Down to the last line, set the entries down again exactly.

··· Dataset entries

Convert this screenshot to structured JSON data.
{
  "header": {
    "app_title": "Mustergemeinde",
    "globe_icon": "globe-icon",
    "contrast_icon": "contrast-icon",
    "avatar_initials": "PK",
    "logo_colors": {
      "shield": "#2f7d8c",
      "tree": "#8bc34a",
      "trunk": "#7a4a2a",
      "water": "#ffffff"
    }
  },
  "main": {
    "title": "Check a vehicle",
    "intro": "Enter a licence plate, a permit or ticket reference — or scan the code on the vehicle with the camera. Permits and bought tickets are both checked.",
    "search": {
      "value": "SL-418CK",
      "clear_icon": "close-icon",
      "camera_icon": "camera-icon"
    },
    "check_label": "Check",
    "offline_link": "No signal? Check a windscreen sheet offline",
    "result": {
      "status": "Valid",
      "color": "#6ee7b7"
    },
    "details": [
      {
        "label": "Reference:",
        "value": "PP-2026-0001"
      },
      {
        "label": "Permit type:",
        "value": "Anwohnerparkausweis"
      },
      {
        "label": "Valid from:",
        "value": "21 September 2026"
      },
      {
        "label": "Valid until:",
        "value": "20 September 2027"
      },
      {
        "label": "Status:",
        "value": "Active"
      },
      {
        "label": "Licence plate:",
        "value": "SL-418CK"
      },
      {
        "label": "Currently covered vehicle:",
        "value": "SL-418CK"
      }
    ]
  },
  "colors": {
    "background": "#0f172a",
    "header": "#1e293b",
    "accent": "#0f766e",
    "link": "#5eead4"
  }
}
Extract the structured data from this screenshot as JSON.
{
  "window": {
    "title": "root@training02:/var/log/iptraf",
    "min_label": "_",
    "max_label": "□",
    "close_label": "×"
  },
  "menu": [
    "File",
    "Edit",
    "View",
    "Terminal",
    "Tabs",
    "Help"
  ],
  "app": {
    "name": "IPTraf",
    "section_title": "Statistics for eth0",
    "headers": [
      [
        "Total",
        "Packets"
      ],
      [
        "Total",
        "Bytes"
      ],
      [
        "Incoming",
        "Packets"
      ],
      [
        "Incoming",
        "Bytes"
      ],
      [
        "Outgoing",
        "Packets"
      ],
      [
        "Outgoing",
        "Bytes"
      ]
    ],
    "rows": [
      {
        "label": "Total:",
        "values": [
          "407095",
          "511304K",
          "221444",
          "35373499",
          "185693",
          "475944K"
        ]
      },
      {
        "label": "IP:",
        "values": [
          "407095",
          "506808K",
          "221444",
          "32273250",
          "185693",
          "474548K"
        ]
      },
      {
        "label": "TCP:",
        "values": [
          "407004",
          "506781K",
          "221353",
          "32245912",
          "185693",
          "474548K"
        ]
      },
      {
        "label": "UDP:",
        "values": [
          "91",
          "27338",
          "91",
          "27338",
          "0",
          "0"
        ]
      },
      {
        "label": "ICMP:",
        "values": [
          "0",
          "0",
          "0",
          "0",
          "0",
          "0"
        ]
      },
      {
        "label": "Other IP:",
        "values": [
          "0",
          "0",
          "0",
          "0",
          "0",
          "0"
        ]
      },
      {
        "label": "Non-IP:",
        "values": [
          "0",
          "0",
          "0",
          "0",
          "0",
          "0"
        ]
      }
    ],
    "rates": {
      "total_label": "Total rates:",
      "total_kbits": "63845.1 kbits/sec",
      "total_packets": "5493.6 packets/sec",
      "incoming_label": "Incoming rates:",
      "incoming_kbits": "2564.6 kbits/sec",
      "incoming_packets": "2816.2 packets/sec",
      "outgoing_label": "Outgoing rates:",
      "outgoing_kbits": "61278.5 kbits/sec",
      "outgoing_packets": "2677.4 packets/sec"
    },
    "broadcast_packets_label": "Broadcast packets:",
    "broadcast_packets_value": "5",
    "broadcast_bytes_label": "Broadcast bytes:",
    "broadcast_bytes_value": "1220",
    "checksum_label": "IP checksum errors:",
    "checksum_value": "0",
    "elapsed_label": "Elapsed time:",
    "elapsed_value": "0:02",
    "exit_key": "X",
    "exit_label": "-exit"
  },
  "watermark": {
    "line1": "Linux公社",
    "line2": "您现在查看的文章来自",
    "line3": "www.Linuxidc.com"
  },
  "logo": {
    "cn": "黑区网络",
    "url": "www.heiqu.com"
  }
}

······

▸ Exercise response
Convert this screenshot to structured JSON data.
{
  "header": {
    "app_title": "Mustergemeinde",
    "globe_icon": "globe-icon",
    "contrast_icon": "contrast-icon",
    "avatar_initials": "PK",
    "logo_colors": {
      "shield": "#2f7d8c",
      "tree": "#8bc34a",
      "trunk": "#7a4a2a",
      "water": "#ffffff"
    }
  },
  "main": {
    "title": "Check a vehicle",
    "intro": "Enter a licence plate, a permit or ticket reference — or scan the code on the vehicle with the camera. Permits and bought tickets are both checked.",
    "search": {
      "value": "SL-418CK",
      "clear_icon": "close-icon",
      "camera_icon": "camera-icon"
    },
    "check_label": "Check",
    "offline_link": "No signal? Check a windscreen sheet offline",
    "result": {
      "status": "Valid",
      "color": "#6ee7b7"
    },
    "details": [
      {
        "label": "Reference:",
        "value": "PP-2026-0001"
      },
      {
        "label": "Permit type:",
        "value": "Anwohnerparkausweis"
      },
      {
        "label": "Valid from:",
        "value": "21 September 2026"
      },
      {
        "label": "Valid until:",
        "value": "20 September 2027"
      },
      {
        "label": "Status:",
        "value": "Active"
      },
      {
        "label": "Licence plate:",
        "value": "SL-418CK"
      },
      {
        "label": "Currently covered vehicle:",
        "value": "SL-418CK"
      }
    ]
  },
  "colors": {
    "background": "#0f172a",
    "header": "#1e293b",
    "accent": "#0f766e",
    "link": "#5eead4"
  }
}
Extract the structured data from this screenshot as JSON.
{
  "window": {
    "title": "root@training02:/var/log/iptraf",
    "min_label": "_",
    "max_label": "□",
    "close_label": "×"
  },
  "menu": [
    "File",
    "Edit",
    "View",
    "Terminal",
    "Tabs",
    "Help"
  ],
  "app": {
    "name": "IPTraf",
    "section_title": "Statistics for eth0",
    "headers": [
      [
        "Total",
        "Packets"
      ],
      [
        "Total",
        "Bytes"
      ],
      [
        "Incoming",
        "Packets"
      ],
      [
        "Incoming",
        "Bytes"
      ],
      [
        "Outgoing",
        "Packets"
      ],
      [
        "Outgoing",
        "Bytes"
      ]
    ],
    "rows": [
      {
        "label": "Total:",
        "values": [
          "407095",
          "511304K",
          "221444",
          "35373499",
          "185693",
          "475944K"
        ]
      },
      {
        "label": "IP:",
        "values": [
          "407095",
          "506808K",
          "221444",
          "32273250",
          "185693",
          "474548K"
        ]
      },
      {
        "label": "TCP:",
        "values": [
          "407004",
          "506781K",
          "221353",
          "32245912",
          "185693",
          "474548K"
        ]
      },
      {
        "label": "UDP:",
        "values": [
          "91",
          "27338",
          "91",
          "27338",
          "0",
          "0"
        ]
      },
      {
        "label": "ICMP:",
        "values": [
          "0",
          "0",
          "0",
          "0",
          "0",
          "0"
        ]
      },
      {
        "label": "Other IP:",
        "values": [
          "0",
          "0",
          "0",
          "0",
          "0",
          "0"
        ]
      },
      {
        "label": "Non-IP:",
        "values": [
          "0",
          "0",
          "0",
          "0",
          "0",
          "0"
        ]
      }
    ],
    "rates": {
      "total_label": "Total rates:",
      "total_kbits": "63845.1 kbits/sec",
      "total_packets": "5493.6 packets/sec",
      "incoming_label": "Incoming rates:",
      "incoming_kbits": "2564.6 kbits/sec",
      "incoming_packets": "2816.2 packets/sec",
      "outgoing_label": "Outgoing rates:",
      "outgoing_kbits": "61278.5 kbits/sec",
      "outgoing_packets": "2677.4 packets/sec"
    },
    "broadcast_packets_label": "Broadcast packets:",
    "broadcast_packets_value": "5",
    "broadcast_bytes_label": "Broadcast bytes:",
    "broadcast_bytes_value": "1220",
    "checksum_label": "IP checksum errors:",
    "checksum_value": "0",
    "elapsed_label": "Elapsed time:",
    "elapsed_value": "0:02",
    "exit_key": "X",
    "exit_label": "-exit"
  },
  "watermark": {
    "line1": "Linux公社",
    "line2": "您现在查看的文章来自",
    "line3": "www.Linuxidc.com"
  },
  "logo": {
    "cn": "黑区网络",
    "url": "www.heiqu.com"
  }
}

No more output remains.